A month ago, I was asked on about three hours’ notice to co-teach a class at the University of Portland. The topic was interpretation and education in the museum context, so not a problem there! The catch was that my boss had planned a stop motion movie making activity… which I had never done before.
Fortunately with iPads and the StopMotion app, they’re really easy to make. It was something I learned in half an hour, and taught in less than 3 minutes.
What the students produced was pretty incredible. I led a silent looking exercise on this World War I print by Félix Vallotton and then divided the class into two teams of about 5 students, asking them to respond to it in video form. They had 10 minutes to create, start to finish.
They produced these two videos.
These were education students, not artists. Yet, I was blown away as they described their choices of color, symbolism, movement and abstraction, and how those represented what they had found in the print: emotion, ambiguity, historical commentary.
All I’d asked the students to do was to use a stop motion video to tell me what was happening in this picture.
We’ve played a bit in our department meetings with what emerges from looking without talking. Museum education has become so discussion-based, that it’s worth asking what we lose in discussions. When the group works together to explore one avenue collaboratively, does that cut short individual trajectories of interpretation? What would we find if we reflected alone, then came together to share?
These two videos brought that home for me. They were so different, and yet both so clear in their simplicity and brevity. Looking at them together raised deeper questions about the original image.

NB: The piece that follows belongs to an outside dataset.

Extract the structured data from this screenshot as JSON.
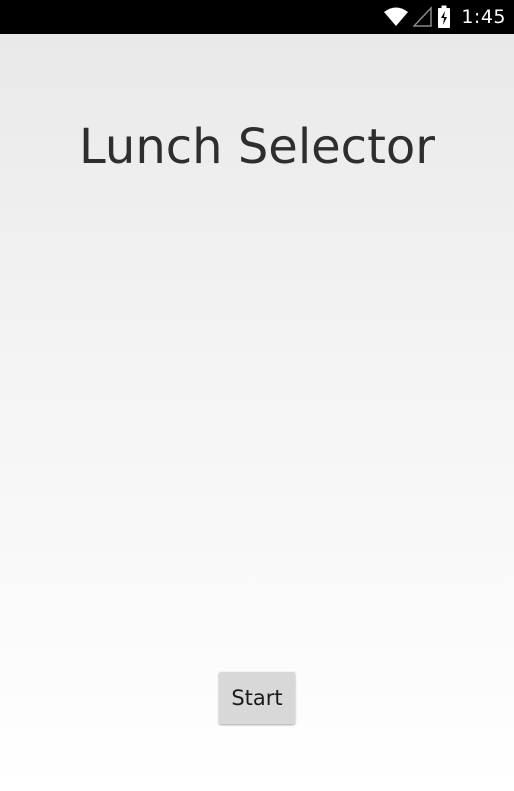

What were those white lines above the soldier in the right hand corner? Is this an image of a good guy and a bad guy, a German and a Frenchman? Or is this an image of a more universal plight, human beings caught up in the chaos of Domino-esque alliances and mechanized militaries? Separating the groups, having them create a compelling argument for what they saw, and then coming back together allowed for contradictory interpretations to emerge.
Would it be possible to take this activity out of its highly facilitated context, and put it in the galleries?
Technically speaking, absolutely! Mounted iPads, a few brief instructions. The materials provided could vary depending on institutional comfort from scissors, paper, and colored pencils (which is what these students had) to safer alternatives such as buttons, string, and pre-cut shapes.
The challenge would be to replicate the looking exercise which preceded this creation. In class, I had led a Thinking Routine from Project Zero’s Artful Thinking: 10 Times Two. In short, you look at an image. You write ten words. You look again. You write ten more. This process gave the students time to explore the image, to notice how formal elements created tension, emotion, and narrative. I believe it’s what allowed them to create so quickly!
I think this could be done in a gallery. Imagine walking into a long interpretive space, divided by three walls, each obscuring your view of the next.
On the first wall is just a projection or reproduction of the print and a table. You’re asked to consider it and write on a provided index card 10 words to describe it. In the next space, it’s exactly the same, with a prompt to write 10 more words. The next space would be the maker space with its iPads and materials. The last would be a blank wall, a bench, and a looping projection of the videos that visitors had created, next to a third projection of the original image.
I’d love to see this in action. I’d love to see how visitors used the space. How they misused the space: skipping steps, flowing backwards to remake in response. What conversations emerged between visitors, between the videos and the original image, and between the videos themselves.
The downside to this is, of course, that the need to have the same image appear in three different physical locations makes it impossible to use most original works of art. But, in some ways, that flaw is also a strength. Any image could be used, from any collection. The process is entirely content-agnostic. Additionally, the prompt could change in five minutes, without the headaches which accompany deinstallation and reinstallation, keeping the activity fresh for repeat visitors.
Flexibility is also particularly significant in light of recent events, including Ferguson, and the subsequent calls upon museums to step up as a reflective space for communities to process. Open ended, creative, making activities such as this one can be a space for catharsis, for communication, for healing. After the past month, after watching Boston-area museums respond to the Marathon bombings, and after hearing conference sessions on healing communities, I think outlets like this should be a part of museums’ disaster preparedness.